__Task directions__: Your job is to copy every record exactly.

Dataset rows describing interfaces:

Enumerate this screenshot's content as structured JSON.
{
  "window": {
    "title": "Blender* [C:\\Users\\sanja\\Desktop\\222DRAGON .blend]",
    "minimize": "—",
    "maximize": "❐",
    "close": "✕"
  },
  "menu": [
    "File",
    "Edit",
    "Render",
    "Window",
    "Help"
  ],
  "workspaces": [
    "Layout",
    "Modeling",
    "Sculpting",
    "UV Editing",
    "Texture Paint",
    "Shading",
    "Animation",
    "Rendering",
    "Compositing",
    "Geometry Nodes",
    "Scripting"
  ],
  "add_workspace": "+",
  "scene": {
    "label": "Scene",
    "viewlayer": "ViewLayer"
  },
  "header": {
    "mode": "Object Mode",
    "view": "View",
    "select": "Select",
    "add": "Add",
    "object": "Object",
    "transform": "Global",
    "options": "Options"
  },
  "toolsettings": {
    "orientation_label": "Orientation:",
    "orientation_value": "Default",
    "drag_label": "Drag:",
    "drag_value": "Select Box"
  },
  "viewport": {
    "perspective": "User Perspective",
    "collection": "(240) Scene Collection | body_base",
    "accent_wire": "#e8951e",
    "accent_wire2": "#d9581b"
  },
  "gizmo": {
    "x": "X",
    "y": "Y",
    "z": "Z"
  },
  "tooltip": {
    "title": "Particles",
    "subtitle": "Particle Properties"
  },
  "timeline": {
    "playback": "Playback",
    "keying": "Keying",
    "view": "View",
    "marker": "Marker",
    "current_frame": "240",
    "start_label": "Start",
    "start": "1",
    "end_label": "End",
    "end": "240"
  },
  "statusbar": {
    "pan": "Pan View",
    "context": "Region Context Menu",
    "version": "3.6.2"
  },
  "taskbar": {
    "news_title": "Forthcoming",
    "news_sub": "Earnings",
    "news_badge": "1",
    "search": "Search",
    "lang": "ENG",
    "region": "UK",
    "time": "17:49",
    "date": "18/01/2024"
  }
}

__Solution to this problem__:
Enumerate this screenshot's content as structured JSON.
{
  "window": {
    "title": "Blender* [C:\\Users\\sanja\\Desktop\\222DRAGON .blend]",
    "minimize": "—",
    "maximize": "❐",
    "close": "✕"
  },
  "menu": [
    "File",
    "Edit",
    "Render",
    "Window",
    "Help"
  ],
  "workspaces": [
    "Layout",
    "Modeling",
    "Sculpting",
    "UV Editing",
    "Texture Paint",
    "Shading",
    "Animation",
    "Rendering",
    "Compositing",
    "Geometry Nodes",
    "Scripting"
  ],
  "add_workspace": "+",
  "scene": {
    "label": "Scene",
    "viewlayer": "ViewLayer"
  },
  "header": {
    "mode": "Object Mode",
    "view": "View",
    "select": "Select",
    "add": "Add",
    "object": "Object",
    "transform": "Global",
    "options": "Options"
  },
  "toolsettings": {
    "orientation_label": "Orientation:",
    "orientation_value": "Default",
    "drag_label": "Drag:",
    "drag_value": "Select Box"
  },
  "viewport": {
    "perspective": "User Perspective",
    "collection": "(240) Scene Collection | body_base",
    "accent_wire": "#e8951e",
    "accent_wire2": "#d9581b"
  },
  "gizmo": {
    "x": "X",
    "y": "Y",
    "z": "Z"
  },
  "tooltip": {
    "title": "Particles",
    "subtitle": "Particle Properties"
  },
  "timeline": {
    "playback": "Playback",
    "keying": "Keying",
    "view": "View",
    "marker": "Marker",
    "current_frame": "240",
    "start_label": "Start",
    "start": "1",
    "end_label": "End",
    "end": "240"
  },
  "statusbar": {
    "pan": "Pan View",
    "context": "Region Context Menu",
    "version": "3.6.2"
  },
  "taskbar": {
    "news_title": "Forthcoming",
    "news_sub": "Earnings",
    "news_badge": "1",
    "search": "Search",
    "lang": "ENG",
    "region": "UK",
    "time": "17:49",
    "date": "18/01/2024"
  }
}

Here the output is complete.